Task requirements: From the entries below, pull out each line where "this" appears.

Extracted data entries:

━━━━━━━━━━━━━━━━━━━━

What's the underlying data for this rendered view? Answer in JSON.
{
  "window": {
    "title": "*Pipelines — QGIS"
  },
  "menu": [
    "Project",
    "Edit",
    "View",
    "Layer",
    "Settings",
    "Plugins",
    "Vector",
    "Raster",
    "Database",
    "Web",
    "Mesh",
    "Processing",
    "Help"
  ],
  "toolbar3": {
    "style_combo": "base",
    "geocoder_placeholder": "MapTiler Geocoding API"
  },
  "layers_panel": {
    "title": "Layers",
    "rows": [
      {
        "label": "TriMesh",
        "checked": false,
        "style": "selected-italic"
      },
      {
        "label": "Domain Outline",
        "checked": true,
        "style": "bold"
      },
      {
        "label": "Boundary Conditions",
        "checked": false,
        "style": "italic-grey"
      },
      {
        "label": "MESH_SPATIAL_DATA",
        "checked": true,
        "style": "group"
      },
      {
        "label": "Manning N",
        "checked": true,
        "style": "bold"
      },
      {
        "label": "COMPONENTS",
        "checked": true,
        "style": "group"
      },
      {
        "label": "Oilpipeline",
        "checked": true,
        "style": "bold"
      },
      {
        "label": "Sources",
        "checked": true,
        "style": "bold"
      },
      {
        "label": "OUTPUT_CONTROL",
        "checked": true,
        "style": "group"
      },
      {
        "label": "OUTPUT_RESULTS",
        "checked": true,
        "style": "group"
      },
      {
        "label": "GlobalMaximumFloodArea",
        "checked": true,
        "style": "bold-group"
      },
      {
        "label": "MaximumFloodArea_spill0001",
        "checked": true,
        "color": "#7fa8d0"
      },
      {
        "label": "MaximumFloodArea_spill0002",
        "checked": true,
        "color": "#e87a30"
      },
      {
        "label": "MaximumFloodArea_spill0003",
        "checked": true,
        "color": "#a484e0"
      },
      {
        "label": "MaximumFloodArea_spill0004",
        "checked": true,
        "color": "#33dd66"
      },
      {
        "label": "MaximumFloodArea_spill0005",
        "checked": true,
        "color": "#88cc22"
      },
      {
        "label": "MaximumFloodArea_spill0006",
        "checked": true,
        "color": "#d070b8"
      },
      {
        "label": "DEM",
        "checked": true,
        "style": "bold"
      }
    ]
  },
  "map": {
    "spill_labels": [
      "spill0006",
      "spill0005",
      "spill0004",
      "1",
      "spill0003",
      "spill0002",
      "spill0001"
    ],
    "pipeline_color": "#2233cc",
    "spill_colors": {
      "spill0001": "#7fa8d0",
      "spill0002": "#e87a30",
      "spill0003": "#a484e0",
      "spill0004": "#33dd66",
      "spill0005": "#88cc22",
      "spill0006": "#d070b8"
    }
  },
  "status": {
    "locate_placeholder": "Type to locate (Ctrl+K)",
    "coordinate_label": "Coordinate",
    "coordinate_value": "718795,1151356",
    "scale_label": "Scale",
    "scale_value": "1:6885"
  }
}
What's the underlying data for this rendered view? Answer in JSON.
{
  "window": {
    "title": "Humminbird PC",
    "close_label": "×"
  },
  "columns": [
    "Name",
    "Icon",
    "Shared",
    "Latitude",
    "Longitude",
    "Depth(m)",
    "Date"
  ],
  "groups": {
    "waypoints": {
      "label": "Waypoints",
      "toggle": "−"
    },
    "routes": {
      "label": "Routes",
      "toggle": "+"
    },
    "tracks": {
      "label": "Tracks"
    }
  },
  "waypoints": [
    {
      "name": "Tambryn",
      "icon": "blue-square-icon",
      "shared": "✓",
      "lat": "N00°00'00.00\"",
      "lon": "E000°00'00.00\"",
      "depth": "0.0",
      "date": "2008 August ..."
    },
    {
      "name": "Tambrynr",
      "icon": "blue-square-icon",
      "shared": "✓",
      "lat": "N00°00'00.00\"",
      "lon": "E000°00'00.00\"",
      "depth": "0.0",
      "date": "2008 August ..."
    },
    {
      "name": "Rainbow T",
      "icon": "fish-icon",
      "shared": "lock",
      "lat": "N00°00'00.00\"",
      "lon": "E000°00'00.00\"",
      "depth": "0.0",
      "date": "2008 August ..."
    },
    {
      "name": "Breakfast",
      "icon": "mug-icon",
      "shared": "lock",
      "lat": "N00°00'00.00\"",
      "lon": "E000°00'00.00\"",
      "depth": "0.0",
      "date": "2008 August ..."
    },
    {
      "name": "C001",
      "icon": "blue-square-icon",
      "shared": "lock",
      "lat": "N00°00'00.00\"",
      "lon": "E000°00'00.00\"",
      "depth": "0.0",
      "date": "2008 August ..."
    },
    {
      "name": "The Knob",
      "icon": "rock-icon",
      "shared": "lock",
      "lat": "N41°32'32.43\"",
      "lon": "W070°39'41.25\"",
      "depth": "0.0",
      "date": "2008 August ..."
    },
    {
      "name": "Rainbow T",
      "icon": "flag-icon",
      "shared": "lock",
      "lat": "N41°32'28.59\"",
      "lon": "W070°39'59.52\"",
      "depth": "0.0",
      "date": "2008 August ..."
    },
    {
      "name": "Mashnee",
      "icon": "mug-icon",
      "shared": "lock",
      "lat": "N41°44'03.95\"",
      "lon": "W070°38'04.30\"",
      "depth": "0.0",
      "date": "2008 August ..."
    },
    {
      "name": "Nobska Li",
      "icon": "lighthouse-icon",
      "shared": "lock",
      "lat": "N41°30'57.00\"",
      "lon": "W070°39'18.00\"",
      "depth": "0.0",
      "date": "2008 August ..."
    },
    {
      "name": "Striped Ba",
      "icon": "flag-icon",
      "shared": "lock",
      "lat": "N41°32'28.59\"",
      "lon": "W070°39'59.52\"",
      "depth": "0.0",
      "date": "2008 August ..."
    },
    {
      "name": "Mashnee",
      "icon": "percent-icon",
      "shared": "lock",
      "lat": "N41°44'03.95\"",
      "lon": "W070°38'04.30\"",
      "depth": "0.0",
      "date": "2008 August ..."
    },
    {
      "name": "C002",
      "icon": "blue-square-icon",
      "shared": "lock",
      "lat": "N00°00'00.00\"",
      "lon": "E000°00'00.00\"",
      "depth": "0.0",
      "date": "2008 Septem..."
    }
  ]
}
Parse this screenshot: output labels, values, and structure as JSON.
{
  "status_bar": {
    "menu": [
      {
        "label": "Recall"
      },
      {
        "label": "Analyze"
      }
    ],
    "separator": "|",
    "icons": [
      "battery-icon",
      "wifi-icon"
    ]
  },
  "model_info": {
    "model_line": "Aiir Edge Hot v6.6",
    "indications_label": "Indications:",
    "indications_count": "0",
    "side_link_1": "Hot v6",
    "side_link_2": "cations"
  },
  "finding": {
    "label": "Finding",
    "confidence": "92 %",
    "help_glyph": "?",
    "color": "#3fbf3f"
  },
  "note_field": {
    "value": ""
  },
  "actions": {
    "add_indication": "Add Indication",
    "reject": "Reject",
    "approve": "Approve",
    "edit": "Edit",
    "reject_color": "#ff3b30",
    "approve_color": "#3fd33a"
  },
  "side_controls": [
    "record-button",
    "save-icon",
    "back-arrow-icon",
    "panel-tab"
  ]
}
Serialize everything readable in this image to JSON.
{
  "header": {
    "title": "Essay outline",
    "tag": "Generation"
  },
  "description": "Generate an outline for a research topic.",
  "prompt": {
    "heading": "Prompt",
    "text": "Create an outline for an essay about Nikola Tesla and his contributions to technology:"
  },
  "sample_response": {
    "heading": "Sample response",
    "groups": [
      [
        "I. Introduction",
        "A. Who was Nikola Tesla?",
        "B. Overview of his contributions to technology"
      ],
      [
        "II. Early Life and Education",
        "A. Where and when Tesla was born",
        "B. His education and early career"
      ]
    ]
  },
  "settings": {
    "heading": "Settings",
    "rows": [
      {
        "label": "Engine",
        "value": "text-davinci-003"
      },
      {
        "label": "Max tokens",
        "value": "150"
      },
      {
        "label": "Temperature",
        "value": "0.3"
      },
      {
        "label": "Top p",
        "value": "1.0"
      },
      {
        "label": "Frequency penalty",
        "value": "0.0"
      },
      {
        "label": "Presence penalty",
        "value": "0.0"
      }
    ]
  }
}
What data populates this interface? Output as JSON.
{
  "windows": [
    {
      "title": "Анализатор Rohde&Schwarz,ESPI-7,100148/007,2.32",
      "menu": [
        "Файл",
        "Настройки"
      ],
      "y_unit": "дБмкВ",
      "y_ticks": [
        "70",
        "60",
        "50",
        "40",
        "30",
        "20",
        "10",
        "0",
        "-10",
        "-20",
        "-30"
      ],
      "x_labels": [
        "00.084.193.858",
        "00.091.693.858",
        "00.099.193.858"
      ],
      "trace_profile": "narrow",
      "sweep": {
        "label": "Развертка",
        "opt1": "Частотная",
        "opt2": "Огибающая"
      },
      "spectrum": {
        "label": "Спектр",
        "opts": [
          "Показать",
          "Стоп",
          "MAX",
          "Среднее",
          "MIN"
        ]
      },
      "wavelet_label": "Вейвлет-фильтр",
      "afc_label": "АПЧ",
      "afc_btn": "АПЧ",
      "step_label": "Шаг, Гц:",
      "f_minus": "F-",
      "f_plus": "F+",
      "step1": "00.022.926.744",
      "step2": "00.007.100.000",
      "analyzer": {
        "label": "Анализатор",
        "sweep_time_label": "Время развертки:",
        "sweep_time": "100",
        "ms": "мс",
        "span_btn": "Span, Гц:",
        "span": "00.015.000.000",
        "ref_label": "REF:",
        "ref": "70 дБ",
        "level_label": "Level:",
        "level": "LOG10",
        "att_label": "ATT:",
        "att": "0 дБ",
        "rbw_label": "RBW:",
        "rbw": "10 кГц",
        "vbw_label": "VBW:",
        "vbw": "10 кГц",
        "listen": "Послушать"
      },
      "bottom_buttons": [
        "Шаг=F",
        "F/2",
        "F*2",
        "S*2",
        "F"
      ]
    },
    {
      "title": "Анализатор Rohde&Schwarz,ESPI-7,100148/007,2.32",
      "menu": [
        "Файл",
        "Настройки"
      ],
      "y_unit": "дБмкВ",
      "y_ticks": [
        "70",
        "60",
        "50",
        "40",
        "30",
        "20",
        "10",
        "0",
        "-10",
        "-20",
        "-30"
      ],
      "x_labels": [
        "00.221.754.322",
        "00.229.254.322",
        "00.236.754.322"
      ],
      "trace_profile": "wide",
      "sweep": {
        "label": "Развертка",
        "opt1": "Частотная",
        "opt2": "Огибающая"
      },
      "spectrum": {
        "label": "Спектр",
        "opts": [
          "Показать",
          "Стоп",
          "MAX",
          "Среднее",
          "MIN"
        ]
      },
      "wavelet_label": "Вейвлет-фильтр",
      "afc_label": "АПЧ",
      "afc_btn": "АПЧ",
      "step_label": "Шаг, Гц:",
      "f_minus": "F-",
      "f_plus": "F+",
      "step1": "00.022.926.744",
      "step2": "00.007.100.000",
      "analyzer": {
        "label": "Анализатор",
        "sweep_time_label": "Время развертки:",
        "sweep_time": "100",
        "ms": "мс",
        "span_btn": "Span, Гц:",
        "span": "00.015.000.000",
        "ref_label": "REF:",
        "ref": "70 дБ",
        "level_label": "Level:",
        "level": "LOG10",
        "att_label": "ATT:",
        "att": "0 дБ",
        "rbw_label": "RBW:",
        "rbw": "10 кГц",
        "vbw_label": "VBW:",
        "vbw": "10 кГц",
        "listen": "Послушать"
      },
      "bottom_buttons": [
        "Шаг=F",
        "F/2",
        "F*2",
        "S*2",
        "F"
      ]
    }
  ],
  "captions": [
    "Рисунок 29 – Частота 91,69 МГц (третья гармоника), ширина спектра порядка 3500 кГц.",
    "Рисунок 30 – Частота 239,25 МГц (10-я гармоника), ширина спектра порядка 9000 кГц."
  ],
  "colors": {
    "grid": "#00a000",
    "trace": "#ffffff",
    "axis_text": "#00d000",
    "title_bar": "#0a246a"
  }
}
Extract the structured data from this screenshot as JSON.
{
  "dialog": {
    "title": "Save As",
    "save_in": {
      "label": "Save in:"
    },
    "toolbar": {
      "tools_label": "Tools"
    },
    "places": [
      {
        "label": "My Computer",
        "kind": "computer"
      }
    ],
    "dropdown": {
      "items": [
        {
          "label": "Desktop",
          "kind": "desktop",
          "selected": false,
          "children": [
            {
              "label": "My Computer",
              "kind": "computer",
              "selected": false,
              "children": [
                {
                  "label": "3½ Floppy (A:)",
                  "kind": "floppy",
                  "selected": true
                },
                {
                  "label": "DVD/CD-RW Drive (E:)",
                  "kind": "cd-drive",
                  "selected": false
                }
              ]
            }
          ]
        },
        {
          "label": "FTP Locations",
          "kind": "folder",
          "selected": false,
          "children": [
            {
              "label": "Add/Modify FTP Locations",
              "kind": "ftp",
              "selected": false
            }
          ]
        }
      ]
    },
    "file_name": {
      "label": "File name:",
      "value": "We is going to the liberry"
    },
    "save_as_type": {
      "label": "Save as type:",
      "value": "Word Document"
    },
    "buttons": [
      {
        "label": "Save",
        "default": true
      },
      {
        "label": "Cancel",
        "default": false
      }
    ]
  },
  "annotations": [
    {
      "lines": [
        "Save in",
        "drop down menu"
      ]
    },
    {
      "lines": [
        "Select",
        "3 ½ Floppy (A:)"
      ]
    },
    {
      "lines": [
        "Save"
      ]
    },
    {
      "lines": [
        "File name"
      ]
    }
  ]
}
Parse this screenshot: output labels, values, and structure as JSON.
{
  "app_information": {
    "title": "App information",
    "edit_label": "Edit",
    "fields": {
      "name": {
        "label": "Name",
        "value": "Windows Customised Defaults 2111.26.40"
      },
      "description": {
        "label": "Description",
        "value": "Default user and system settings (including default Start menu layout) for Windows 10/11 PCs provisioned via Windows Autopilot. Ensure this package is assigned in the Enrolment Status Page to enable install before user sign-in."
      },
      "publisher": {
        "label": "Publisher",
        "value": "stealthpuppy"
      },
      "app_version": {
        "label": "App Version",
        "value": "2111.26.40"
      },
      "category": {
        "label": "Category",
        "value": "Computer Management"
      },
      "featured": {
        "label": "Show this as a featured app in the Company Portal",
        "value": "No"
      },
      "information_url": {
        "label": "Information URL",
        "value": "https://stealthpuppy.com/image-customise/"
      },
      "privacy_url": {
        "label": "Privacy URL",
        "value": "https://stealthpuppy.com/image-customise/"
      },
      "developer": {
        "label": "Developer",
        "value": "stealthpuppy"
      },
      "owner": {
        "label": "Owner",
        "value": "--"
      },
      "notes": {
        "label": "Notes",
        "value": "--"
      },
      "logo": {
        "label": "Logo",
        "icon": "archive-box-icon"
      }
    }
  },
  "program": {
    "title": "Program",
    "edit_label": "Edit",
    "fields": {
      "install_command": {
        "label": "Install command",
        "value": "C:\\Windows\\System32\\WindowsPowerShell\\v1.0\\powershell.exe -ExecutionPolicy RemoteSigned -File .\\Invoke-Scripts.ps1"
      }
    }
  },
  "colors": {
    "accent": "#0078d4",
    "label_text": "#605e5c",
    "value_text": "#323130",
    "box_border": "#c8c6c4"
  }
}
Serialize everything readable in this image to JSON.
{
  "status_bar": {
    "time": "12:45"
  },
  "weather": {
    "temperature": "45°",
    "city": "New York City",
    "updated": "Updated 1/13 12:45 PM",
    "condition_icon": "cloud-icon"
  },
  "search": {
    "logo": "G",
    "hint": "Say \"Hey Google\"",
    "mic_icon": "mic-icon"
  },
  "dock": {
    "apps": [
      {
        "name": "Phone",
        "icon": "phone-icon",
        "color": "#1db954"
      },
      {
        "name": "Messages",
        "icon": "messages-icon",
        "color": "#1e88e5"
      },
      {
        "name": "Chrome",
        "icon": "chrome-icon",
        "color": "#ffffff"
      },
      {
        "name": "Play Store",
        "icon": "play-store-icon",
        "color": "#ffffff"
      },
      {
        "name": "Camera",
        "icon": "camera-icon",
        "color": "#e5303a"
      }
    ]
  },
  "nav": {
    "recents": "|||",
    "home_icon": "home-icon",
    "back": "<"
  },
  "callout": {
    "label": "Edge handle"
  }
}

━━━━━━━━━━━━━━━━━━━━

Expected answer:
What's the underlying data for this rendered view? Answer in JSON.
What's the underlying data for this rendered view? Answer in JSON.
Parse this screenshot: output labels, values, and structure as JSON.
Serialize everything readable in this image to JSON.
What data populates this interface? Output as JSON.
Extract the structured data from this screenshot as JSON.
Parse this screenshot: output labels, values, and structure as JSON.
        "value": "Default user and system settings (including default Start menu layout) for Windows 10/11 PCs provisioned via Windows Autopilot. Ensure this package is assigned in the Enrolment Status Page to enable install before user sign-in."
        "label": "Show this as a featured app in the Company Portal",
Serialize everything readable in this image to JSON.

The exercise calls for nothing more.